We live in especially interesting times—times full of promise and jittery anticipation. This issue is regarded as a relaunch after a contemplative rest following number 7, and in this we encounter a number of remarks on resurrection, reiterations, restarts, and reform.

In Chinese culture, 8 is seen as such an auspicious number; so much so that a telephone number in which every digit was an 8 sold for $270,723 in Chengdu. Consider that the last opening ceremony of the Summer Olympics in Beijing began on 8/8/8 at 8 minutes and 8 seconds past 8 p.m. The traditional fireworks had to be discretely preworked digitally in order to satisfy the media with an artificially enhanced natural spectacle, as the polluted hazy sky in reality was not an adequate media canvas.

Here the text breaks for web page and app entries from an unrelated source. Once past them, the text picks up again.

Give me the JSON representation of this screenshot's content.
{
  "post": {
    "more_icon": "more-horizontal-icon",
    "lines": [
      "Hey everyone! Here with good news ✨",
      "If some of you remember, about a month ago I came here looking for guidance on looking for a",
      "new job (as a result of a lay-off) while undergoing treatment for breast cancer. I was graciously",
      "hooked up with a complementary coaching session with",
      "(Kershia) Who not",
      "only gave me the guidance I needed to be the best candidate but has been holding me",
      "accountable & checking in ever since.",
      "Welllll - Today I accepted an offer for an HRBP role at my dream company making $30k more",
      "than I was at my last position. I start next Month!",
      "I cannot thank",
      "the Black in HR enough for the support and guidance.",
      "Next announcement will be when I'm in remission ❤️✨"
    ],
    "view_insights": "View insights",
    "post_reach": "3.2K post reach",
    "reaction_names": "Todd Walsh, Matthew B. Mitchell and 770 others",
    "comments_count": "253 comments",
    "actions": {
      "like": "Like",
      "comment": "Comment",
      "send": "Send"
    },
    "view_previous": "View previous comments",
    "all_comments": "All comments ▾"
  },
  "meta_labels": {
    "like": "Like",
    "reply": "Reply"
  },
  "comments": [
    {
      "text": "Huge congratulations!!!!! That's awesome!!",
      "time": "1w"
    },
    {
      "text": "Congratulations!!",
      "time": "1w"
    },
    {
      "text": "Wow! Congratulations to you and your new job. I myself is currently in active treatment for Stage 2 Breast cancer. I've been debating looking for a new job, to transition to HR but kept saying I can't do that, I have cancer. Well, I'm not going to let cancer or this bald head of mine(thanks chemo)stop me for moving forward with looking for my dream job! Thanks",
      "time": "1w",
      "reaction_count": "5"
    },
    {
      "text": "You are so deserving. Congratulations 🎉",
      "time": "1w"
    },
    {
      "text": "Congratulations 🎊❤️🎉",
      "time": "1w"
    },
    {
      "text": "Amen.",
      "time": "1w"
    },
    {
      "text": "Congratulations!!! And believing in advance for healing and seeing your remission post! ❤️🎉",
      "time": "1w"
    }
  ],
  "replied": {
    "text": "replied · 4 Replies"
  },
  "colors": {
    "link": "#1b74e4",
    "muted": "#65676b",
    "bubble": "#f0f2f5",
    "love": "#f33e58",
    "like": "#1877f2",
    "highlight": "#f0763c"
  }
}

On the 8th day of a seven-day week, a cyclical new round begins and we can re-look at the creation we have achieved after a brief time of reflection and rest on the Sabbath. We may not yet know how it will play out, but I can recognize the energy and anticipation of the discipline, the urgency in our discourse, and the readiness for another attempt to ensure that it will not become a discursive Blue Monday.

We find ourselves in the not-yet of our disciplinary time, a transitional phase between the mastery of novel design and production technologies and the ability to control and theorize these new techniques. Entirely different challenges—of representation as well as groundbreaking building technologies—are emerging, requiring architects to repeatedly reorient themselves. Our concept of architecture, its craft, mastery, and virtuoso ability, must be recalibrated and revisited.

We must no longer work digitally just because we can—of course we can. The question today is how to provide discipline and discursive control to the vast array of possibilities, speed, and data. It is through the production of work and through its critical reevaluation that our expertise is advanced. We have played all seven notes and a new octave is beginning, a higher one. As the oscillations double, it is still audible to our critical minds and, even if architecture may struggle to retain the ability to express meaning, it does express the values of the society that creates it.

Now with faster-than-ever computation speed (due to a change from one-digit systems of three bits to systems of one-byte groupings of 8 bioctonions), we will no longer be challenged by merely amassing data, but by understanding it conceptually. We will be challenged to keep our processes open and accept a dynamic of unknowns and not-yets in order to navigate these endless territories.

After all, 8, on its side: is infinity.

—Dagmar Richter, Chair, Department of Architecture, Cornell University




Go back to 8: RE